======== DATASET RECORDS

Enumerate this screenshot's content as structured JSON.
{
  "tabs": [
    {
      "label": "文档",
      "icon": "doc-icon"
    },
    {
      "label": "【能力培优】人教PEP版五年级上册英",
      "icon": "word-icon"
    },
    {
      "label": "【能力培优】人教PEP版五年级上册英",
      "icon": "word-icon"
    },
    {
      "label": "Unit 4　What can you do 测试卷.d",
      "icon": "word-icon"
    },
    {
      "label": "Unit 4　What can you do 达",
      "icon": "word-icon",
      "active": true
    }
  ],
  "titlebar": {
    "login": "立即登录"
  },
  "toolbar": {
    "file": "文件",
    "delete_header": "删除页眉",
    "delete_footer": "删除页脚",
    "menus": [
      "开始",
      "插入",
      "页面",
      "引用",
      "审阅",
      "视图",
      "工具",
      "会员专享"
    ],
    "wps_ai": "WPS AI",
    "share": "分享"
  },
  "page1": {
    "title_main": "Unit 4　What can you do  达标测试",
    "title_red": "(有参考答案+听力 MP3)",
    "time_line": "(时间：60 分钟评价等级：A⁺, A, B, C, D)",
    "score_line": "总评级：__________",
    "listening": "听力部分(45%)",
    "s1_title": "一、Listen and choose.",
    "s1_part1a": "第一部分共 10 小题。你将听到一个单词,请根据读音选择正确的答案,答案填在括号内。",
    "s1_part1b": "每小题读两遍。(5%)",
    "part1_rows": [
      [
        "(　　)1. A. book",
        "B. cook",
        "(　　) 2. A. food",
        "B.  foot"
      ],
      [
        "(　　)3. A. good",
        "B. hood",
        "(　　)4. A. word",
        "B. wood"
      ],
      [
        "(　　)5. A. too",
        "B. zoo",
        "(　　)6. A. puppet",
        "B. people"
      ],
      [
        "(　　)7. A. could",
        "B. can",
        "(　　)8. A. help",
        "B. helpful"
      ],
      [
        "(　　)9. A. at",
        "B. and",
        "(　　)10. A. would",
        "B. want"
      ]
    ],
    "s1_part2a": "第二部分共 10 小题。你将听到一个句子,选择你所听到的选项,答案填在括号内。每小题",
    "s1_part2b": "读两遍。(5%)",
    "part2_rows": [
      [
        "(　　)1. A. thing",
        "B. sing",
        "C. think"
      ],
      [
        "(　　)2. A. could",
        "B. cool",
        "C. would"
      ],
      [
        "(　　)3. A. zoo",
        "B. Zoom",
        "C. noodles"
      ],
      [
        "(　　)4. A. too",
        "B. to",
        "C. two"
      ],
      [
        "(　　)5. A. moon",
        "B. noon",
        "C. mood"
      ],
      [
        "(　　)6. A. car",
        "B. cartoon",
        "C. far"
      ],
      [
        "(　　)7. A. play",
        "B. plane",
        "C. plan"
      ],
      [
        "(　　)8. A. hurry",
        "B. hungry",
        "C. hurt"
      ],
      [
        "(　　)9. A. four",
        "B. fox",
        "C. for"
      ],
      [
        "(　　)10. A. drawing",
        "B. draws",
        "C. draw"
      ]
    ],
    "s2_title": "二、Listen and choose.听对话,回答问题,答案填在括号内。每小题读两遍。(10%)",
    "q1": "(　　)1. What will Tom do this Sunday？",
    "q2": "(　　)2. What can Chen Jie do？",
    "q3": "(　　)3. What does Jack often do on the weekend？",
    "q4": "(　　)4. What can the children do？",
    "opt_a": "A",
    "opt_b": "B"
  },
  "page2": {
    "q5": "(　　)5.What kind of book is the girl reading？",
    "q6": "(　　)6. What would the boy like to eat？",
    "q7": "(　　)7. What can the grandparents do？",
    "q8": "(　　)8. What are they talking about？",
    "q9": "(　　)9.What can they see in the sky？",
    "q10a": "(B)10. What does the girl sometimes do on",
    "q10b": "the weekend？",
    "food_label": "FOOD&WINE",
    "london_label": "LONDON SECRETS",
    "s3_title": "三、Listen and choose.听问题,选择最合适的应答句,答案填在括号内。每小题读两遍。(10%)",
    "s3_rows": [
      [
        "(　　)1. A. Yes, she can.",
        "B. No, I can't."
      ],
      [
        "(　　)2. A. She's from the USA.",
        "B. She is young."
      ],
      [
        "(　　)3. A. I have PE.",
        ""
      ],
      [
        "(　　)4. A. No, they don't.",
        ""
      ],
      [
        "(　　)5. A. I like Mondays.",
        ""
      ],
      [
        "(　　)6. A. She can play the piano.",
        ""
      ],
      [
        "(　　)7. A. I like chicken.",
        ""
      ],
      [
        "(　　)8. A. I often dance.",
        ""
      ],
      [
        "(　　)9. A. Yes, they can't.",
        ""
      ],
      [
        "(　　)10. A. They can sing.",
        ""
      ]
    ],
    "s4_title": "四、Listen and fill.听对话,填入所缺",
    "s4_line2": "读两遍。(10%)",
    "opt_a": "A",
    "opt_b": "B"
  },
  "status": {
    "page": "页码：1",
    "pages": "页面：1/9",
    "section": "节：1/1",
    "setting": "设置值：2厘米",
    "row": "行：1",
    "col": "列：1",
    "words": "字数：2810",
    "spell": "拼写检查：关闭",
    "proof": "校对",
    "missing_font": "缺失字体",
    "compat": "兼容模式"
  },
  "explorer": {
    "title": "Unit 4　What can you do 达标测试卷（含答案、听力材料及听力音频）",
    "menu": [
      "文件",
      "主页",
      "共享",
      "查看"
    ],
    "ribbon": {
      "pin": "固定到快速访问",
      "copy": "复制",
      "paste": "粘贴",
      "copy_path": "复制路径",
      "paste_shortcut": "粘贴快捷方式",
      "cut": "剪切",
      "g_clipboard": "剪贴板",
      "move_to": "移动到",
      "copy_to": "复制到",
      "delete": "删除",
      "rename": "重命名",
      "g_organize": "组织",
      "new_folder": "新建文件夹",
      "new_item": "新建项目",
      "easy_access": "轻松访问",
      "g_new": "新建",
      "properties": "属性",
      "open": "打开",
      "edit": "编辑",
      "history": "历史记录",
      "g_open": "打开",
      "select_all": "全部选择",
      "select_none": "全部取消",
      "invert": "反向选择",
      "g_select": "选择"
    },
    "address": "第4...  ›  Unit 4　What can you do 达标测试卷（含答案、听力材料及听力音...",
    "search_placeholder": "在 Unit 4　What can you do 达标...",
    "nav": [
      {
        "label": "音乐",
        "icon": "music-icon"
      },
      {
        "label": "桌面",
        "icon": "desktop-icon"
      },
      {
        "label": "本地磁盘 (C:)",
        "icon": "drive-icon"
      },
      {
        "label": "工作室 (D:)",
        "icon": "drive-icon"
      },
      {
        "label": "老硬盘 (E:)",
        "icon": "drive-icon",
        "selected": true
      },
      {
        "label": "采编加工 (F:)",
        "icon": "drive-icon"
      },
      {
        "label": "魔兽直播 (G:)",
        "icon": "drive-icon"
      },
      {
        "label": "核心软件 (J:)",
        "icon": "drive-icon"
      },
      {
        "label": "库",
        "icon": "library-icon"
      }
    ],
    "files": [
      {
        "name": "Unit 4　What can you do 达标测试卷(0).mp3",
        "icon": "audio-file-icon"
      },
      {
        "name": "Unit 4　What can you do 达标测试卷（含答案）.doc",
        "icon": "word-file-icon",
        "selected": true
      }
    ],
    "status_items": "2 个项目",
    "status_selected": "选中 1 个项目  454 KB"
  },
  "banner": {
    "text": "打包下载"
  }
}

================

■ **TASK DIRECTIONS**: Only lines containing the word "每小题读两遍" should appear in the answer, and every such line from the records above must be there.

■ **COMPLETED EXERCISE**:
    "s1_part1b": "每小题读两遍。(5%)",
    "s2_title": "二、Listen and choose.听对话,回答问题,答案填在括号内。每小题读两遍。(10%)",
    "s3_title": "三、Listen and choose.听问题,选择最合适的应答句,答案填在括号内。每小题读两遍。(10%)",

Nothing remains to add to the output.